c. 1375-1400, Type XVIII sword.
The new Squire Sword now available. Watch the first video review by scholagladiatoria.
The process of becoming a knight has been depicted in fiction and pop culture many times. Most people in Western culture who have been exposed, even tangentially, to historical fiction are aware that a knight follows a code of honor, and may even know its name: Chivalry. Most people are probably aware that knights wear full plate armor to ride into battle or the joust. They would also be aware that knights we not born, but made, in a ceremony involving a sword being tapped on their shoulders – and some may even know that before knights undergo this ceremony, they are known as something else – squires.
The process to become a knight was this: a noble-born boy, younger than 10 years old, would be put into service learning manners, etiquette, art, weapons, and about the essential duties of knights in society. At a certain age – usually 13 or 14 – the age would graduate to become a squire, or a knight-in-training. The squire would be apprenticed to a knight, and at this point their true training would begin. The squire would help the knight care for his armor, horse, and weapons, wait on their personal needs, and generally support them as staff on a daily basis. The knight, in turn, would train the squire in the arts of war needed to be an effective combatant on the battlefield. In fact, some squires would even accompany their knights into battle, defending them and learning to wage war in the most hands-on way possible. And, when they were ready, the squire would take his final step toward becoming a knight.
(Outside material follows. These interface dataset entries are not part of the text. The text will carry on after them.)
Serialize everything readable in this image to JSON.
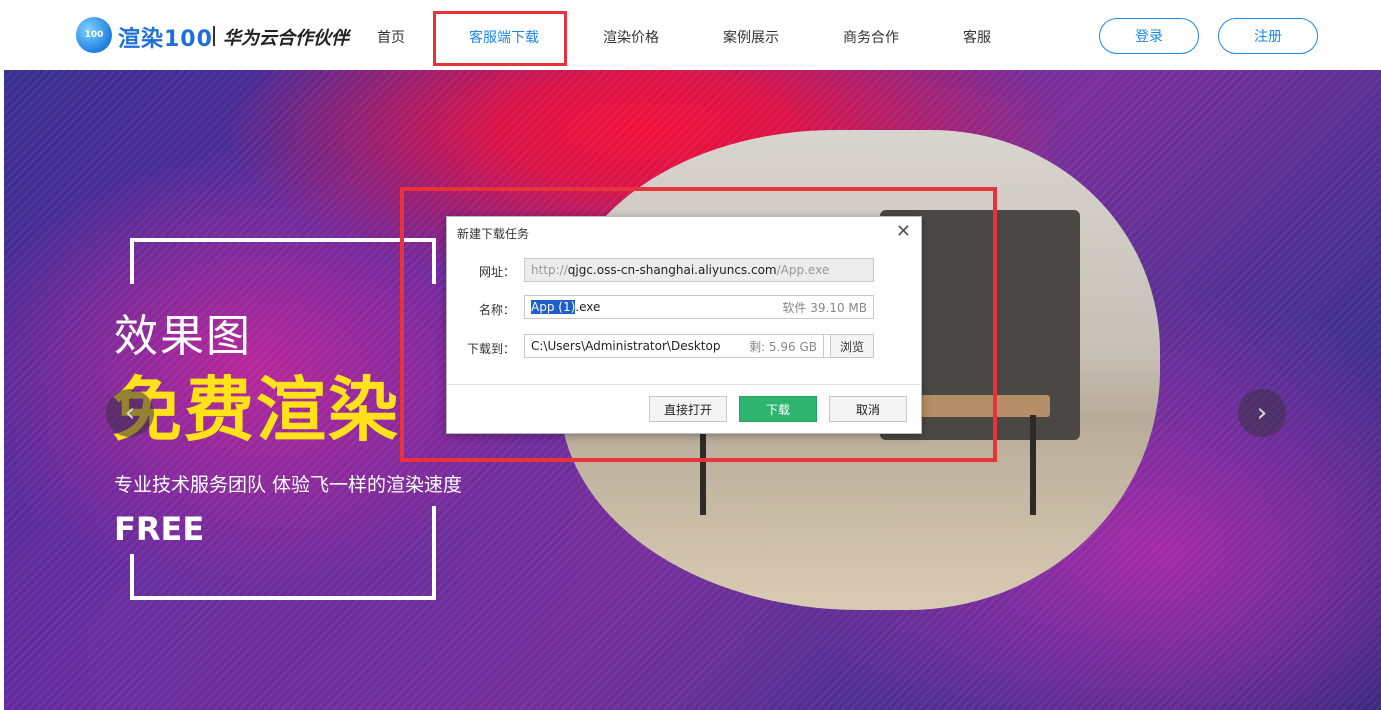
{
  "header": {
    "logo_text": "100",
    "brand": "渲染100",
    "partner": "华为云合作伙伴",
    "nav": [
      {
        "label": "首页"
      },
      {
        "label": "客服端下载",
        "active": true
      },
      {
        "label": "渲染价格"
      },
      {
        "label": "案例展示"
      },
      {
        "label": "商务合作"
      },
      {
        "label": "客服"
      }
    ],
    "login_label": "登录",
    "register_label": "注册"
  },
  "banner": {
    "line1": "效果图",
    "line2": "免费渲染",
    "line3": "专业技术服务团队 体验飞一样的渲染速度",
    "line4": "FREE",
    "prev_arrow": "‹",
    "next_arrow": "›"
  },
  "dialog": {
    "title": "新建下载任务",
    "close": "✕",
    "url_label": "网址：",
    "url_prefix": "http://",
    "url_host": "qjgc.oss-cn-shanghai.aliyuncs.com",
    "url_path": "/App.exe",
    "name_label": "名称：",
    "name_selected": "App (1)",
    "name_ext": ".exe",
    "name_info": "软件 39.10 MB",
    "path_label": "下载到：",
    "path_value": "C:\\Users\\Administrator\\Desktop",
    "path_space": "剩: 5.96 GB",
    "dropdown_icon": "▼",
    "browse_label": "浏览",
    "open_label": "直接打开",
    "download_label": "下载",
    "cancel_label": "取消"
  },
  "colors": {
    "accent": "#1e88e5",
    "highlight": "#e8333b",
    "download_button": "#2db56f",
    "title_yellow": "#ffe21a"
  }
}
The Accolade – that holy ceremony in which a young man died to their old self and was “reborn” symbolically as a knight – was a revered coming-of-age ceremony in the Middle Ages. The ceremony itself was relatively simple: at the age of 21 a squire would undergo a ritual cleanse on the eve of his knighting ceremony, then stay awake the entire night in a prayer vigil. In the morning, the squire would take his vows of obedience to his lord and to the Church, and he would arise from his knees a knight. The knight would go on to act in service, to display courtesy to ladies, and to be a force for good in the world for decades to come (at least, this was the ideal). As long as the knight was alive, though, he would always remember the squire he had once been.
The Darksword Armory Squire Sword is designed with those apprentice knights in mind. A mid-length, double-edged blade crafted from tempered 5160 spring steel provides a durable and resilient striking edge. The blade is hollow-ground with a stiff spine for added strength. The simple, curved guard sets this sword apart from the standard cruciform hilt sword, and the wheel pommel is a classic design. What sets this sword apart, though, is its handling. Weighing in at less than a kilogram, the Squire is a startlingly fast and responsive sword. In the hands of a growing apprentice knight, the Squire would be a suitable training or combat weapon; in your hands, it would be a lively sword that begs to be put through its paces.
Being specifically designed for close quarter combat, the Squire handles beautifully. It is a very responsive sword that feels “alive” and light in the hand. Easily wieldable even in novice hands, the Squire sword characteristics make it a medieval weapon of choice for all collectors. The sword is perfectly balance for swift movement and powerful delivery in both cut and thrust motions.
While historically made for the noble elites, the Squire is perfect for beginner and advanced students of the sword. The diamond cross-section of the blade results in a thick spine that sharply tapers to the edge, providing good stiffness without sacrificing structural integrity. This makes the arming sword light enough in the hand to be wielded easily, yet resilient enough to withstand actual use in combat.